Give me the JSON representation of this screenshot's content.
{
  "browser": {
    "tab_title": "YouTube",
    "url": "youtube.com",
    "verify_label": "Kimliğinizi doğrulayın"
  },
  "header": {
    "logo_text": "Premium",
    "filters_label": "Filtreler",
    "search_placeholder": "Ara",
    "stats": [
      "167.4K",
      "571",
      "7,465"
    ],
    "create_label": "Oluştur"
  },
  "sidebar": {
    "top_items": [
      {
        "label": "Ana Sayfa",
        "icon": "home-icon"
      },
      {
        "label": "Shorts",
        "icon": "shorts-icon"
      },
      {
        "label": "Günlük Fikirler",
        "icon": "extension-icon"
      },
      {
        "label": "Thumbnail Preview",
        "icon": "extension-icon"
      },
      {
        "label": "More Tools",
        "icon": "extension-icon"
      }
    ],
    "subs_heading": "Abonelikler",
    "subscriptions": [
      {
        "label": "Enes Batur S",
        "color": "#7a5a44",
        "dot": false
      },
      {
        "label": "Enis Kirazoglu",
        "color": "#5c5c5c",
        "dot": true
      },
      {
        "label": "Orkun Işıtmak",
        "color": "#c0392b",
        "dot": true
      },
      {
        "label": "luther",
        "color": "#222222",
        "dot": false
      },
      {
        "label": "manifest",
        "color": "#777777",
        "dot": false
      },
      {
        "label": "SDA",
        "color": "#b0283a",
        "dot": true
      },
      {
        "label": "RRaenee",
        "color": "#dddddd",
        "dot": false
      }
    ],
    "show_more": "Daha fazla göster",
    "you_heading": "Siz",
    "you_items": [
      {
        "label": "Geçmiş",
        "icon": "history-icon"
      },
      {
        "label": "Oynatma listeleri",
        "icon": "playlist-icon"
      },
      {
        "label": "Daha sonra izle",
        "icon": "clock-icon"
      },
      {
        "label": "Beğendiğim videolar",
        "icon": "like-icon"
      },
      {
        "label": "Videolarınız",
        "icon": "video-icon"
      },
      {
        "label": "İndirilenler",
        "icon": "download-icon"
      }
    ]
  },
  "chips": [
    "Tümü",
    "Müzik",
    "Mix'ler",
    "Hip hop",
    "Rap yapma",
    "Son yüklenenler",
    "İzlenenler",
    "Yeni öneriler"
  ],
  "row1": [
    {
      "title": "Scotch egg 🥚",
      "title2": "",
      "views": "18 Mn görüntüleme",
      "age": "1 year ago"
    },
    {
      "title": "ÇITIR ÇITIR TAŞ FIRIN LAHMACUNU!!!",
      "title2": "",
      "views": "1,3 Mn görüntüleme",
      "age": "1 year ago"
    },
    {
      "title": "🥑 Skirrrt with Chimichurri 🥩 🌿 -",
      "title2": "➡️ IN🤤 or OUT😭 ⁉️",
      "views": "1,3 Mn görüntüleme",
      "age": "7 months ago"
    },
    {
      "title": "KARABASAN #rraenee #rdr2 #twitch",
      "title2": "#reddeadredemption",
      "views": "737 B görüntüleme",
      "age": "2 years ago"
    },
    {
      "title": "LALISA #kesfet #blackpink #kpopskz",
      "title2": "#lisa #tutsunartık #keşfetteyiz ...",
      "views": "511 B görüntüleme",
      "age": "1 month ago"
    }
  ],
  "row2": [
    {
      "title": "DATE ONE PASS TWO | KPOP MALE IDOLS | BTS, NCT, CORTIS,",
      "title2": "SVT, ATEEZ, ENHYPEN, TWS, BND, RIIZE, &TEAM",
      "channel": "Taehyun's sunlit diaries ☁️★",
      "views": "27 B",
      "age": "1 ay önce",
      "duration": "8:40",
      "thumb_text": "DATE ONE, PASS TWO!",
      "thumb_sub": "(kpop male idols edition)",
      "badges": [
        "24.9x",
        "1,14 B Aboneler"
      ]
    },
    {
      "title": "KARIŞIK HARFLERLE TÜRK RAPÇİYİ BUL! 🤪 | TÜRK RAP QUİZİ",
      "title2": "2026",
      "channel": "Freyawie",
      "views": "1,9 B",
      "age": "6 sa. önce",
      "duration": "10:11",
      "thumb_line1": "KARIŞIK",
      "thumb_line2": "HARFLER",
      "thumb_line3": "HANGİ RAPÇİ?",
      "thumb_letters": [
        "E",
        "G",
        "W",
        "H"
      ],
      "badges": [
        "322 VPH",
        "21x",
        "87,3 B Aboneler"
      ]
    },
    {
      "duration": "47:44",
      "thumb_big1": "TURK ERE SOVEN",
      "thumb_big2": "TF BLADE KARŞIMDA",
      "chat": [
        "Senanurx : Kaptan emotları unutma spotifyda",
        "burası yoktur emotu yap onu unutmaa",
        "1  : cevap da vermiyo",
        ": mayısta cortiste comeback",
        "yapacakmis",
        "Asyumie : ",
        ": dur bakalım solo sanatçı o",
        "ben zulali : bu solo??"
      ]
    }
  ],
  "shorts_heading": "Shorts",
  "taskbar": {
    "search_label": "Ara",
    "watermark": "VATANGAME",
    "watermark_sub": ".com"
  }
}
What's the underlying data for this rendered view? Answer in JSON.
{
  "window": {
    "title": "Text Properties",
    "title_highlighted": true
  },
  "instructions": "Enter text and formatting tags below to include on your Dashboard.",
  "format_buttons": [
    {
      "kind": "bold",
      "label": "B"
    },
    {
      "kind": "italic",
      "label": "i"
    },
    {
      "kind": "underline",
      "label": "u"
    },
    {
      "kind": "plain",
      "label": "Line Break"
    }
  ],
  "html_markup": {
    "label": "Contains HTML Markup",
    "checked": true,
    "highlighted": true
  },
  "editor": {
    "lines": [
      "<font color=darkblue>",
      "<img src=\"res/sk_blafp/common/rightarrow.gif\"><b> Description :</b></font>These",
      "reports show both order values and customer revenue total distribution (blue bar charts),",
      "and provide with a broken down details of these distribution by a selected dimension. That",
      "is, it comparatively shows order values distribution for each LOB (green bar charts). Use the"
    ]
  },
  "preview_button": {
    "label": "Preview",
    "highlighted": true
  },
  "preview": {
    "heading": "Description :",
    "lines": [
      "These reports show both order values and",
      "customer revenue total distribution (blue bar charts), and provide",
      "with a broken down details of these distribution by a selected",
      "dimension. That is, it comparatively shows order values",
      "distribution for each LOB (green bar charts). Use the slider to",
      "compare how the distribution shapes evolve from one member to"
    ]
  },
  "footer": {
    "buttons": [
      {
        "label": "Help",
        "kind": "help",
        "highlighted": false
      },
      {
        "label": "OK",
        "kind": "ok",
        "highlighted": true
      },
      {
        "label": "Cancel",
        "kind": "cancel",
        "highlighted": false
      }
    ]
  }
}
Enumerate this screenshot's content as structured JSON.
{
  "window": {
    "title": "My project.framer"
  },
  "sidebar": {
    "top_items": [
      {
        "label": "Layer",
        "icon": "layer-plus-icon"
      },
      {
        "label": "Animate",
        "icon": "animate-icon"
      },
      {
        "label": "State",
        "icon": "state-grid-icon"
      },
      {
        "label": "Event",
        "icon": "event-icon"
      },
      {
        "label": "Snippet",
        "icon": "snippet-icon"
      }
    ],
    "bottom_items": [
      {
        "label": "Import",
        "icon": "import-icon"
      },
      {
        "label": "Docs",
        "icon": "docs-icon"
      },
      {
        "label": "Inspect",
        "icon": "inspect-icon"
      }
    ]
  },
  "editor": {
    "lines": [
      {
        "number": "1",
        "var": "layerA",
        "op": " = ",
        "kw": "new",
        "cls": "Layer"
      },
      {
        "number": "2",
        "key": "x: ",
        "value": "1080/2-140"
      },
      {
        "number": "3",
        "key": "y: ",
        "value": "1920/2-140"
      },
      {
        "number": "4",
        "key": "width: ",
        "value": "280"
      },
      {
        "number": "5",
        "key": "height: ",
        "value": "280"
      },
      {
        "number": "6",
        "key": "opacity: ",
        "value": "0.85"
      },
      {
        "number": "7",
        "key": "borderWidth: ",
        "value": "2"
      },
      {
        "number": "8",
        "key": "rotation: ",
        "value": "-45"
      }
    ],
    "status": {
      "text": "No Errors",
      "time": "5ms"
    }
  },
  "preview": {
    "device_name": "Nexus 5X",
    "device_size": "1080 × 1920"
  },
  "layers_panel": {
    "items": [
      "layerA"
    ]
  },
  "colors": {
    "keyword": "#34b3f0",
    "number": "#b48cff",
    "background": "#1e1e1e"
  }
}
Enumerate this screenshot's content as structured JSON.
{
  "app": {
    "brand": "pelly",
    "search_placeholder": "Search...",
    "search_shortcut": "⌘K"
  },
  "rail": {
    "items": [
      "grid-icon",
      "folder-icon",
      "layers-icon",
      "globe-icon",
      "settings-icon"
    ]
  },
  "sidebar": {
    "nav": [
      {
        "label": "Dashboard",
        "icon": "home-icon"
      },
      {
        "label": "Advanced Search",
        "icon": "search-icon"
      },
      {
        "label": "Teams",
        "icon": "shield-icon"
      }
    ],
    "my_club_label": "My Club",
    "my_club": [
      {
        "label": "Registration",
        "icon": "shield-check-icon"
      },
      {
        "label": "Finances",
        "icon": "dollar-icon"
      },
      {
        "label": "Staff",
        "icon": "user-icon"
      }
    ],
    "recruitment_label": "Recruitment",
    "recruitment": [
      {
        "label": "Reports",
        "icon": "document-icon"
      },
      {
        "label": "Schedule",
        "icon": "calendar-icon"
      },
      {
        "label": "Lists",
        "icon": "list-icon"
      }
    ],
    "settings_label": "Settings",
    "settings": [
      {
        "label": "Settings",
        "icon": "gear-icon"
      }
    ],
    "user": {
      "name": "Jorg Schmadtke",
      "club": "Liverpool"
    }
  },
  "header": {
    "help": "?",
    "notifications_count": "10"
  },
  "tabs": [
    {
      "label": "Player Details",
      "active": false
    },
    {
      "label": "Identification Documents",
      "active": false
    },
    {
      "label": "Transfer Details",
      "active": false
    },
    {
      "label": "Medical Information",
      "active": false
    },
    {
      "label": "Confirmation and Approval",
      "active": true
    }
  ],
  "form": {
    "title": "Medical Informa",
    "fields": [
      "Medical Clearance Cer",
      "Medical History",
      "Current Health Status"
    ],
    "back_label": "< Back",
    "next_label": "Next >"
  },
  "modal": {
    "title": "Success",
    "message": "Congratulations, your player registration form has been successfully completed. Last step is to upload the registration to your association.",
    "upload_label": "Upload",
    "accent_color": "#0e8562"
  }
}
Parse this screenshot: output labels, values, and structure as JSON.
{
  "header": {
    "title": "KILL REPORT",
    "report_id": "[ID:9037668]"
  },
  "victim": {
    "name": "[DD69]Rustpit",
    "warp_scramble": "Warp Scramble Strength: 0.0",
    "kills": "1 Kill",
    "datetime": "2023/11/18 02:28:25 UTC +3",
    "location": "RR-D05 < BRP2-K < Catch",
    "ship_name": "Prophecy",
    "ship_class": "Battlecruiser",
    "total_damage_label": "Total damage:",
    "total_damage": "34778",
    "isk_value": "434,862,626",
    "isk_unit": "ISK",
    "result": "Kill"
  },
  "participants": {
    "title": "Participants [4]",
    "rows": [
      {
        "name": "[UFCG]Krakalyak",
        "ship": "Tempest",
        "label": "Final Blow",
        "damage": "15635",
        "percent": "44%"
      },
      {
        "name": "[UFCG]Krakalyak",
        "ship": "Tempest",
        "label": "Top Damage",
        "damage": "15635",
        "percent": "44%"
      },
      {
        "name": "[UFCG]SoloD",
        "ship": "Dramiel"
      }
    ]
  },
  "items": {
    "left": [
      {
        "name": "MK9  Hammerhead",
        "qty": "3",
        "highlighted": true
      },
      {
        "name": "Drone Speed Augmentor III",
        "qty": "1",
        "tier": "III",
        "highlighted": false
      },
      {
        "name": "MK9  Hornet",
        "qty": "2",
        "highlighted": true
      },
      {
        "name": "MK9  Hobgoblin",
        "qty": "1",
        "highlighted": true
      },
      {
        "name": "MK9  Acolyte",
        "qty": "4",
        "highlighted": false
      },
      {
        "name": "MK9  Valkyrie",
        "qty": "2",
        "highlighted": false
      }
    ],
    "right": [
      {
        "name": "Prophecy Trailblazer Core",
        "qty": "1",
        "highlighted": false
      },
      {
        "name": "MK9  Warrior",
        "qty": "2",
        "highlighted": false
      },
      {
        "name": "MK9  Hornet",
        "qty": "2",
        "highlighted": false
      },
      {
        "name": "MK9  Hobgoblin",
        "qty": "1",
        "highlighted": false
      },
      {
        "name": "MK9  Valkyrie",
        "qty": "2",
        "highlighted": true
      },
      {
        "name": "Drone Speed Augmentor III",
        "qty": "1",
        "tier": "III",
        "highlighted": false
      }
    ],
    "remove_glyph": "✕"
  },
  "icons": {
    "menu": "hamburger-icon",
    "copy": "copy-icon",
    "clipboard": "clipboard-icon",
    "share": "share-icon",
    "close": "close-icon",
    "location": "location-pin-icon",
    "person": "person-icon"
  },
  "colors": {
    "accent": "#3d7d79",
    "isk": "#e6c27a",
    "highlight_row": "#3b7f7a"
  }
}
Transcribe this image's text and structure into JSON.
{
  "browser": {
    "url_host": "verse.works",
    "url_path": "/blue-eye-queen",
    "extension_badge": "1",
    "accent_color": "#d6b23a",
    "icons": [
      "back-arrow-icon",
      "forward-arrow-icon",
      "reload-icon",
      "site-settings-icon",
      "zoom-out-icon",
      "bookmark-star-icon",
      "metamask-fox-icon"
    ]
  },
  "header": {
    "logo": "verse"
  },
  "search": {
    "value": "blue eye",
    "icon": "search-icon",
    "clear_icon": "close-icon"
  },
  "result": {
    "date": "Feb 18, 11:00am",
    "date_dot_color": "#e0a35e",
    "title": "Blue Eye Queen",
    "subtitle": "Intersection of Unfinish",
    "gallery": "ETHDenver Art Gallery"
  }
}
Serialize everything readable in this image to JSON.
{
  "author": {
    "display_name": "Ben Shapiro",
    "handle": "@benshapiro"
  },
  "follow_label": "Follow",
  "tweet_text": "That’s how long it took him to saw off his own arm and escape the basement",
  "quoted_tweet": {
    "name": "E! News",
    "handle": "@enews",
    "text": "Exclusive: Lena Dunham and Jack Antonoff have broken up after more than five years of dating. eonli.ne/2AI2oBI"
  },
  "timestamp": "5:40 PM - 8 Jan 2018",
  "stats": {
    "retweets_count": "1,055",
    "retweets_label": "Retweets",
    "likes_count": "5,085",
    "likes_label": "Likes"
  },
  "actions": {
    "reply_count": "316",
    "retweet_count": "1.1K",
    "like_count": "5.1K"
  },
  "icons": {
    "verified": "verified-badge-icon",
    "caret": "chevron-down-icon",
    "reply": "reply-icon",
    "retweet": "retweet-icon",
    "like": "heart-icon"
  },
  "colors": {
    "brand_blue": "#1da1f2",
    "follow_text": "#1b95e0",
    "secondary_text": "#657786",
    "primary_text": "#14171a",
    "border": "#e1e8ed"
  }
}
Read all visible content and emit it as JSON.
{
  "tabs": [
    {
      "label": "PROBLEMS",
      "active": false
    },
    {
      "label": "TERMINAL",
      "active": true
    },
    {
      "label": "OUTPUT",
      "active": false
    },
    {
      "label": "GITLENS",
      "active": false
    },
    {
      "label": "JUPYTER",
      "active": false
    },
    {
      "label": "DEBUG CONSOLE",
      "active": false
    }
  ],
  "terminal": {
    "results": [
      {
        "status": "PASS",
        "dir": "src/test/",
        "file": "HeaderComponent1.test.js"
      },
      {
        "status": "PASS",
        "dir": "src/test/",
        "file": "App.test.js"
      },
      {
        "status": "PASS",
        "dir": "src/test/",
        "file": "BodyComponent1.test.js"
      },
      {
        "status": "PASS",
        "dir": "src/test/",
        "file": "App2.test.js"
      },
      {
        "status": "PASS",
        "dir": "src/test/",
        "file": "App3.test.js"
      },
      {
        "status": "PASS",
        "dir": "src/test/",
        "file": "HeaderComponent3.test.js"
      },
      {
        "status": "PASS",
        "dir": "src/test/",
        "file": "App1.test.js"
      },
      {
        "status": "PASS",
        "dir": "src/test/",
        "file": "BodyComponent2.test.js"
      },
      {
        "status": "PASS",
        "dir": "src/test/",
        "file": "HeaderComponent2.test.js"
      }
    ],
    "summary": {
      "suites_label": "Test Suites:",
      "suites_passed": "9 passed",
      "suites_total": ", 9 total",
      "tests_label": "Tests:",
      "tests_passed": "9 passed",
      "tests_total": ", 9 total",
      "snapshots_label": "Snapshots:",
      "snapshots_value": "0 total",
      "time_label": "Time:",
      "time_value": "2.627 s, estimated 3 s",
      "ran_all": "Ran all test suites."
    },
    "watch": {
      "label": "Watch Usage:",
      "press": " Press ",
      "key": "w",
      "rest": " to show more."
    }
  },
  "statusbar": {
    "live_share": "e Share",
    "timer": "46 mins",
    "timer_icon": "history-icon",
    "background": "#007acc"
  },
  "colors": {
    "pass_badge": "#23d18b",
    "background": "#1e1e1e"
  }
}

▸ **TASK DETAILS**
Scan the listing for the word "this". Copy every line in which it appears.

▸ **WORKED SOLUTION**
Give me the JSON representation of this screenshot's content.
What's the underlying data for this rendered view? Answer in JSON.
Enumerate this screenshot's content as structured JSON.
Enumerate this screenshot's content as structured JSON.
Parse this screenshot: output labels, values, and structure as JSON.
Transcribe this image's text and structure into JSON.
Serialize everything readable in this image to JSON.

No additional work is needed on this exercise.